# Use the non-increasing and non-decreasing theorem to show that ${S_n= \frac{\alpha+ n}{\beta + n}}$ converges.

Use the non-increasing and non-decreasing theorem to show that ${S_n}$ converges. With $\beta>0$, $$S_n= \frac{\alpha+ n}{\beta + n}$$

(a) Taking $\alpha= 5$ and $\beta=6$ $$\frac{5+1}{6+1} \approx 0.85...$$ $$\frac{5+2}{6+2} \approx 0.875...$$ $$\frac{5+3}{6+3} \approx 0.888...$$ It shows that

$$S_n= \frac{\alpha+ n}{\beta + n} \leq \frac{\alpha+ n+1}{\beta + n+1} = S_{n+1}$$ It follows that ${S_n}$ is non-decreasing.

(b)

Quoting the theorem,

"if $\{S_n\}$ is non-decreasing , then $\lim\limits_{n \rightarrow \infty} S_n = sup\{S_n\}$.

If $\{S_n\}$ is non-increasing, then $\lim\limits_{n \rightarrow \infty} S_n = inf\{S_n\}$

(c)

If $\epsilon >0$, by definition of supremum, $$sup\{S_n\} - \epsilon< S_n \leq sup\{S_n\}$$

Also $$S_n \leq S_{n+1} \leq sup\{S_n\}$$

it follows that for every $\epsilon >0$ $$sup\{S_n\} - \epsilon < S_{n+1} \leq sup\{S_n\}$$ $$|S_{n+1} - sup\{S_n\}|< \epsilon$$
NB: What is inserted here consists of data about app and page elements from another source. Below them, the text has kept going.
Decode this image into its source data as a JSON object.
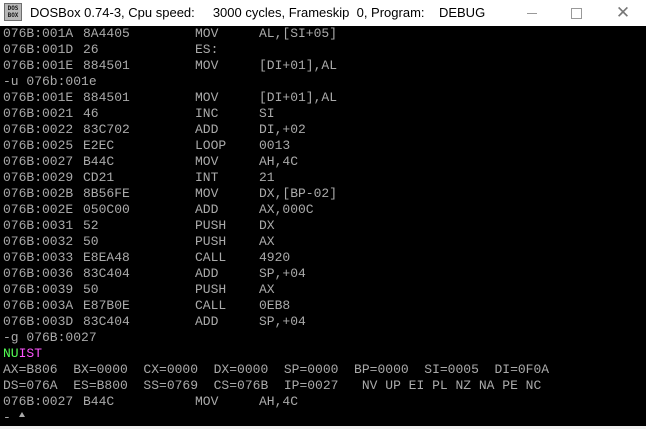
{
  "window": {
    "title": "DOSBox 0.74-3, Cpu speed:     3000 cycles, Frameskip  0, Program:    DEBUG",
    "icon_label_top": "DOS",
    "icon_label_bottom": "BOX",
    "icon": "dosbox-logo-icon",
    "minimize_icon": "minimize-icon",
    "maximize_icon": "maximize-icon",
    "close_icon": "close-icon",
    "close_glyph": "✕"
  },
  "colors": {
    "text": "#aaaaaa",
    "background": "#000000",
    "brand_green": "#55ff55",
    "brand_magenta": "#ff55ff"
  },
  "lines": [
    {
      "addr": "076B:001A",
      "bytes": "8A4405",
      "op": "MOV",
      "args": "AL,[SI+05]"
    },
    {
      "addr": "076B:001D",
      "bytes": "26",
      "op": "ES:",
      "args": ""
    },
    {
      "addr": "076B:001E",
      "bytes": "884501",
      "op": "MOV",
      "args": "[DI+01],AL"
    },
    {
      "text": "-u 076b:001e"
    },
    {
      "addr": "076B:001E",
      "bytes": "884501",
      "op": "MOV",
      "args": "[DI+01],AL"
    },
    {
      "addr": "076B:0021",
      "bytes": "46",
      "op": "INC",
      "args": "SI"
    },
    {
      "addr": "076B:0022",
      "bytes": "83C702",
      "op": "ADD",
      "args": "DI,+02"
    },
    {
      "addr": "076B:0025",
      "bytes": "E2EC",
      "op": "LOOP",
      "args": "0013"
    },
    {
      "addr": "076B:0027",
      "bytes": "B44C",
      "op": "MOV",
      "args": "AH,4C"
    },
    {
      "addr": "076B:0029",
      "bytes": "CD21",
      "op": "INT",
      "args": "21"
    },
    {
      "addr": "076B:002B",
      "bytes": "8B56FE",
      "op": "MOV",
      "args": "DX,[BP-02]"
    },
    {
      "addr": "076B:002E",
      "bytes": "050C00",
      "op": "ADD",
      "args": "AX,000C"
    },
    {
      "addr": "076B:0031",
      "bytes": "52",
      "op": "PUSH",
      "args": "DX"
    },
    {
      "addr": "076B:0032",
      "bytes": "50",
      "op": "PUSH",
      "args": "AX"
    },
    {
      "addr": "076B:0033",
      "bytes": "E8EA48",
      "op": "CALL",
      "args": "4920"
    },
    {
      "addr": "076B:0036",
      "bytes": "83C404",
      "op": "ADD",
      "args": "SP,+04"
    },
    {
      "addr": "076B:0039",
      "bytes": "50",
      "op": "PUSH",
      "args": "AX"
    },
    {
      "addr": "076B:003A",
      "bytes": "E87B0E",
      "op": "CALL",
      "args": "0EB8"
    },
    {
      "addr": "076B:003D",
      "bytes": "83C404",
      "op": "ADD",
      "args": "SP,+04"
    },
    {
      "text": "-g 076B:0027"
    },
    {
      "brand": true,
      "part1": "NU",
      "part2": "IST"
    },
    {
      "text": "AX=B806  BX=0000  CX=0000  DX=0000  SP=0000  BP=0000  SI=0005  DI=0F0A"
    },
    {
      "text": "DS=076A  ES=B800  SS=0769  CS=076B  IP=0027   NV UP EI PL NZ NA PE NC"
    },
    {
      "addr": "076B:0027",
      "bytes": "B44C",
      "op": "MOV",
      "args": "AH,4C"
    },
    {
      "text": "-"
    }
  ],
  "cursor_icon": "mouse-pointer-icon"
}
as $n+1 \geq n$

$$\lim\limits_{n \rightarrow \infty} S_{n+1} = sup\{S_n\}$$

It follows that $S_n$ converges.

The instruction is stating to show. I believe I did more a proof than a show case. Is what I did correct? How can this be shown using more directly maybe $\frac{\alpha +n}{\beta + n}$? How can I show more rigourously that $S_n$ is non-decreasing?

• Is $\alpha$ positive too? – randomgirl Aug 5 '17 at 9:34
• Only $\beta>0$. nothing is mentioned about $\alpha$ – rei Aug 5 '17 at 9:36
• what happens if $\alpha>\beta$? I think you should do cases. – randomgirl Aug 5 '17 at 9:38

0) Case $\beta = \alpha$ $\rightarrow$ $S_n = 1$ , convergent.

Let $\beta \ne \alpha$ :

Consider:

$f(x) = \frac{\alpha + x}{\beta +x}, x\in \mathbb{R^+}, \beta \gt 0$.

$f'(x) =$

$\frac{(\beta +x) - (\alpha +x)}{(\beta +x)^2} = \frac{(\beta - \alpha)}{(\beta +x)^2}$ ;

1) $\beta \gt \alpha \rightarrow$ $f'(x) \gt 0$.

2) $\beta \lt \alpha \rightarrow$ $f'(x) \lt 0$.

Choose $x = x_n = n$.

1) $x_{n+1} \gt x_n$ $\rightarrow$ $S_{n+1} \gt S_n$, increasing.

2) $x_{n+1} \gt x_n$ $\rightarrow$ $S_{n+1} \lt S_n$, decreasing.

Now find for 1) an upper bound, and for 2) a lower bound.

I don't know what theorems you are using but I like this:

$f(n)=\frac{\alpha+n}{\beta+n}=\frac{\alpha-\beta}{\beta+n}+1$

Differentiating gives

$f'(n)=- \frac{\alpha-\beta}{(\beta+n)^2}$ Then determine when you will have increasing or decreasing... This will rely on the numerator $\beta-\alpha$

• @rei ... you should see three different possible sequences here... an increasing one, a decreasing one, and one that is constant. – randomgirl Aug 5 '17 at 9:56

HINT: use that $$S_{n+1}-S_n=\frac{\beta-\alpha}{(\beta+n+1)(\beta+n)}$$